FirstMention.com explores the history and origin of
well-known people, products and phrases.
Would-be U.S. President Newt Gingrich shut down the federal government almost single-handedly back in 1995, when he was the relatively new Speaker of the House and pushing his tea-partyish Contract With America.
I worked for the federal government at the time and the shutdown gave me almost a month of unplanned leave (paid leave, as it turned out) to write a book which I’m pretty sure Newt would not have liked. It was about reigning in the excesses of global capitalism.
But I digress.
What, you may wonder, was the very First Mention of Mr. Gingrich? The earliest record in which his name appears in the press?
Turns out, a precocious lil’ fellow named Newton Gingrich was featured in the August 15, 1954 issue of the Syracuse Post Standard at the ripe young age of eleven.
Syracuse New York isn’t anywhere near Harrisburg, Pennsylvania where the the story was datelined, and where Newt grew up. But the zoo tale got widespread coverage back in the day — you might say Newt went viral — with reprints in the Progress-Index (Petersburg, VA), the Sentinel (Fitchburg, MA), the Post-Register (Idaho Falls, ID) and about a dozen other papers that I happened to notice. It was not only his First Mention, but his very first lobbying gig.

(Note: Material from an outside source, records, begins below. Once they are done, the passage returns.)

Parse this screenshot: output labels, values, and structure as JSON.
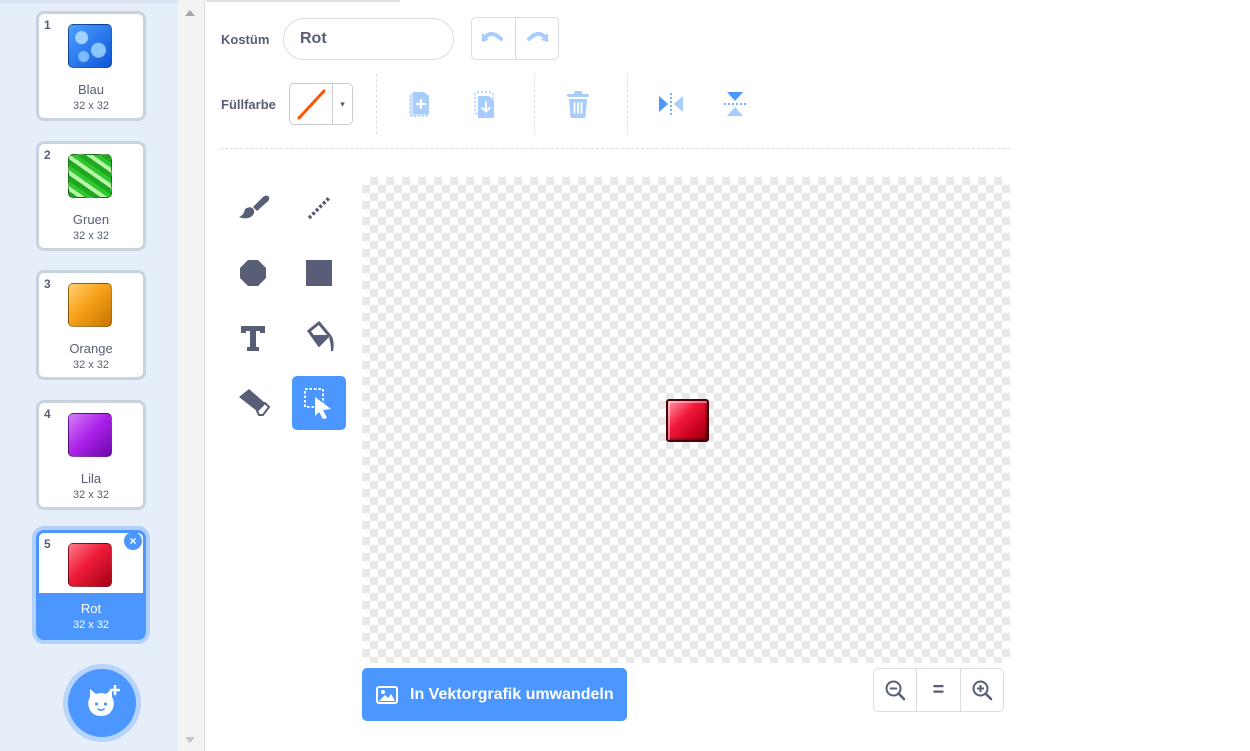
{
  "costume_list": {
    "items": [
      {
        "number": "1",
        "name": "Blau",
        "size": "32 x 32",
        "swatch": "blau"
      },
      {
        "number": "2",
        "name": "Gruen",
        "size": "32 x 32",
        "swatch": "gruen"
      },
      {
        "number": "3",
        "name": "Orange",
        "size": "32 x 32",
        "swatch": "orange"
      },
      {
        "number": "4",
        "name": "Lila",
        "size": "32 x 32",
        "swatch": "lila"
      },
      {
        "number": "5",
        "name": "Rot",
        "size": "32 x 32",
        "swatch": "rot",
        "selected": true
      }
    ],
    "delete_icon": "×",
    "add_button_icon": "cat-plus-icon"
  },
  "editor": {
    "costume_label": "Kostüm",
    "costume_name": "Rot",
    "fill_label": "Füllfarbe",
    "fill_color": "none",
    "caret": "▾",
    "convert_button": "In Vektorgrafik umwandeln",
    "zoom": {
      "out": "zoom-out-icon",
      "reset": "=",
      "in": "zoom-in-icon"
    }
  },
  "colors": {
    "accent": "#4c97ff",
    "text": "#575e75",
    "panel": "#e6eef9",
    "icon_dark": "#575e75",
    "no_fill_slash": "#ff5500"
  }
}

Gingrich keeps a low profile after that, at least as far as newspaper mentions go. He resurfaces again in 1974, when he runs for Congress, describing himself as a “moderate conservative”…
Newt Gingrich during his first Congressional run in 1974
…and the world hasn’t been the same since.
Our FirstMention research is carried out in many sources, including historical newspaper archives, online family history records, state archives, and old books.